Since its inception in 1944, Johnson City Parks and Recreation has come a long way: from having just a $12,600 budget ($183,000 with inflation) to operate two parks, a football field and a public pool to a nearly $6 million budget to operate 24 parks, one multigenerational community center, four recreation centers, a mountain bike park, six swimming pools and more than 20 other facilities in 2018.
To celebrate, the Parks and Recreation department will host a public celebration from noon to 2 p.m. on Saturday at the Memorial Park Community Center.
It’s also hosting an official ceremony on May 16 at Powell Square Park, where a time capsule will be buried, to be unveiled in 25 years. While the celebrations “couldn’t have come at a better time” Ellis said, they — similar to other projects Parks and Rec is pursuing — do more than just show the growth the department has seen since 1944.

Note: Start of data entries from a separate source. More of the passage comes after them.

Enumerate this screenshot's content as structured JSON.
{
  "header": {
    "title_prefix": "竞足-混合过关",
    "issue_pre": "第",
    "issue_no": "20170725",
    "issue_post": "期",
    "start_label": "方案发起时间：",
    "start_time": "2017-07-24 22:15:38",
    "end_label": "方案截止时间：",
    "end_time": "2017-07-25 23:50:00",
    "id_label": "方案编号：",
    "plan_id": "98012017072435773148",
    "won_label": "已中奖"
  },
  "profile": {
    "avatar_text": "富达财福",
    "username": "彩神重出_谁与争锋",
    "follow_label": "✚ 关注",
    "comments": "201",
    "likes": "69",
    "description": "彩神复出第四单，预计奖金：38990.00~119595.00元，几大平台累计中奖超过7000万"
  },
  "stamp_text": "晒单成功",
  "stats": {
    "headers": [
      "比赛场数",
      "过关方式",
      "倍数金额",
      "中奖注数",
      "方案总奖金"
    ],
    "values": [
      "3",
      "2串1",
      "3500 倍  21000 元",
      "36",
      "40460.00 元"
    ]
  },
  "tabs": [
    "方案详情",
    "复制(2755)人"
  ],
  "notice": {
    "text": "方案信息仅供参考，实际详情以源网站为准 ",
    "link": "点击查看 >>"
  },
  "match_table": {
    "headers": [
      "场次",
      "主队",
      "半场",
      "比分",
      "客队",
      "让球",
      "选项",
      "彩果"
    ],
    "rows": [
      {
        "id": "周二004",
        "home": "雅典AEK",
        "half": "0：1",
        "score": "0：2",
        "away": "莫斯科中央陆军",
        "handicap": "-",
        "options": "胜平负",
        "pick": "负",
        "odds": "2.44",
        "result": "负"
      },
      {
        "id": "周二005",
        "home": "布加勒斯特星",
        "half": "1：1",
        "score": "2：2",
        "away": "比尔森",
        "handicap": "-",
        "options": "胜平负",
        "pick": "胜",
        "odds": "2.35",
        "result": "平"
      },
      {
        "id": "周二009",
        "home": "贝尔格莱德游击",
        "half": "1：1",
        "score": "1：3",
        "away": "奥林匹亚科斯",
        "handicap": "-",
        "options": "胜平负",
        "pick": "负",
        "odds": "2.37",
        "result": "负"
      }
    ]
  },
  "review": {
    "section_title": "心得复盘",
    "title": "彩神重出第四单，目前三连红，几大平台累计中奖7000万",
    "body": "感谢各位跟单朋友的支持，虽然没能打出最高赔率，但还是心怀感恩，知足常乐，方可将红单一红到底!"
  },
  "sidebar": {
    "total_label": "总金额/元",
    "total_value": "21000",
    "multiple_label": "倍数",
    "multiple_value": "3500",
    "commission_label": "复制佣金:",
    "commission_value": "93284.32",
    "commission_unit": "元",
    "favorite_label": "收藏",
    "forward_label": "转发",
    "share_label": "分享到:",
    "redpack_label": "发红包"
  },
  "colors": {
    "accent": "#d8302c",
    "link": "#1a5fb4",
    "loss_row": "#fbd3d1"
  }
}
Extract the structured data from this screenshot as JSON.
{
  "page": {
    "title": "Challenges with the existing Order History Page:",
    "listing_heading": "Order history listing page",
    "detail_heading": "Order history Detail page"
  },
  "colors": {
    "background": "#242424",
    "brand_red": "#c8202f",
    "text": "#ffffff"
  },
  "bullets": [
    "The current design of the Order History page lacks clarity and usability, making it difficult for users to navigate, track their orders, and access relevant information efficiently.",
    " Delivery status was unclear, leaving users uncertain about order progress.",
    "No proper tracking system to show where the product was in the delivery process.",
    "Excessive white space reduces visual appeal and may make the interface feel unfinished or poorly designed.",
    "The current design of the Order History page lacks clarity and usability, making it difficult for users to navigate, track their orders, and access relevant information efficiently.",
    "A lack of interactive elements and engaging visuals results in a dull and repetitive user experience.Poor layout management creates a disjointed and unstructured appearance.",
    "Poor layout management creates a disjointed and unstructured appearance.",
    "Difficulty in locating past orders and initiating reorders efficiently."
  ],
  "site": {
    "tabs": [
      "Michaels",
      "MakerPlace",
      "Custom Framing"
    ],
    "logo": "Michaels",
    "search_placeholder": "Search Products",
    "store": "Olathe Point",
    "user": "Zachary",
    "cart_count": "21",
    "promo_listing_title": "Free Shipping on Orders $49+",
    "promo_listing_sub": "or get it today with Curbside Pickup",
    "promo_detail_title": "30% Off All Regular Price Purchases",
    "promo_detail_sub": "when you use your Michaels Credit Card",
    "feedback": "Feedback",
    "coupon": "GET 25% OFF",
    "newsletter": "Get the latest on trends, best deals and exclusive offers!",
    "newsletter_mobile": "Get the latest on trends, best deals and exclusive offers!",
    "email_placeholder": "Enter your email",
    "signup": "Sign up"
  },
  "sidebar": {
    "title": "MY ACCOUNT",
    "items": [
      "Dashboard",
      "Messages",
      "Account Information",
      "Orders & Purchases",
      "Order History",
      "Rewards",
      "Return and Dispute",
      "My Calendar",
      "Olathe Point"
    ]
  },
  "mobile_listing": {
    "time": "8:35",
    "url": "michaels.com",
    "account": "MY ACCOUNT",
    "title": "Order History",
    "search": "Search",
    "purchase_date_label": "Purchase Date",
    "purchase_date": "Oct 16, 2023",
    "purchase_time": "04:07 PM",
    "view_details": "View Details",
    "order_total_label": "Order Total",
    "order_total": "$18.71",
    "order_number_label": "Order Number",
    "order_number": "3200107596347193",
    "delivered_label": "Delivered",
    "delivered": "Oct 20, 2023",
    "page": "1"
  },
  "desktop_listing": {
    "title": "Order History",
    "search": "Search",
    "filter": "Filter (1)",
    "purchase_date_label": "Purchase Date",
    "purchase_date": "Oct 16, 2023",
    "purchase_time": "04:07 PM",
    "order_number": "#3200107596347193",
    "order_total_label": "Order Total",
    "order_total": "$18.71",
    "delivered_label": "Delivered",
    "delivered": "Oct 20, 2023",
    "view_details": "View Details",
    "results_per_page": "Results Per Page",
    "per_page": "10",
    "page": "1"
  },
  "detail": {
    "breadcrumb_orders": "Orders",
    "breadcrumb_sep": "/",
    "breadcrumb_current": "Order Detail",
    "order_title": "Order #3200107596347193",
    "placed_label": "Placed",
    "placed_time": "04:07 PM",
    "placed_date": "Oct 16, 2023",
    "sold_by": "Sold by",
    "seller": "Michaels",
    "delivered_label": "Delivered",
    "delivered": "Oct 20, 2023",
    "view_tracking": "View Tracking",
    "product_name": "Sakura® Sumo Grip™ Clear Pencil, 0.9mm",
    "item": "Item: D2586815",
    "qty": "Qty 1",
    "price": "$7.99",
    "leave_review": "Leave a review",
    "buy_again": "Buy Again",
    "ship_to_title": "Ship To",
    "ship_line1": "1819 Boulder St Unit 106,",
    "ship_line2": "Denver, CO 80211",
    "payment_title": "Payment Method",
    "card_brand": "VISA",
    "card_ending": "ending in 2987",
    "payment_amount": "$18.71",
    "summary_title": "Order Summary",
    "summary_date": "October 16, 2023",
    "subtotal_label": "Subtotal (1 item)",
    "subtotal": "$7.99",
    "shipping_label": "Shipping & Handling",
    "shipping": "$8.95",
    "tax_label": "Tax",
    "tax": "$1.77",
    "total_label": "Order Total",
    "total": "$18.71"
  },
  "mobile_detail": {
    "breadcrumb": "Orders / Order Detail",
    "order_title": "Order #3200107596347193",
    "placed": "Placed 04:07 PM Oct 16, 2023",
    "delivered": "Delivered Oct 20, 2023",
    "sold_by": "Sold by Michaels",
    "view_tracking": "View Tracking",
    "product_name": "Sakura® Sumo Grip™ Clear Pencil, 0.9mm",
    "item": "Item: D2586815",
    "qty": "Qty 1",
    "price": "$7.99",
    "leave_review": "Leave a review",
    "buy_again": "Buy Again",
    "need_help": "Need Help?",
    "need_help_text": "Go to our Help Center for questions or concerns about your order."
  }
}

“The support from the public, city management and our elected leaders (is most striking change since 1944) because without that, we wouldn’t have progressed like we have over the years,” Ellis said. “You’ve got to have the support from the community to make these things happen and we have been blessed with that.”
“It’s amazing (to celebrate 75 years),” he continued. “We’re very excited that the parks system has grown as much as it truly has over the years.”
Ellis also called the community support “tremendous,” saying the most rewarding part of being director is “seeing the number of opportunities our department as a whole is able provide to the public.”
Looking to the future, Ellis says there’s currently a shift in what the public is looking for from their local Parks and Recreation department, moving from athletic activities to outdoors adventure and exercise activities.
Recognizing that shift has helped Ellis and his staff to decide where they need to allocate their attention and money, with the department working on expansion of bike trails at existing parks, the acquisition of Tannery Knobs Mountain Bike Park and further additions of hiking and walking trails as a result.
That type of work — dictating the future of Parks and Rec — is why Ellis decided to leave his position as the department’s athletic director, a position he held for 25 years.
“I just thought ‘there’s a while before I’m able to retire and I’d like to be able to offer more and be more involved’,” he said.
Since becoming the director two years ago (and serving as the assistant director for five years before that), Ellis said his favorite accomplishment was the opening of Rotary Park and starting the planning for expansion of athletic facilities at Winged Deer Park.
“We’ve got a lot of really cool things that are slated to happen… there’s just a lot of things in the works for Parks and Rec, and I’m excited to see what the future holds,” said Ellis.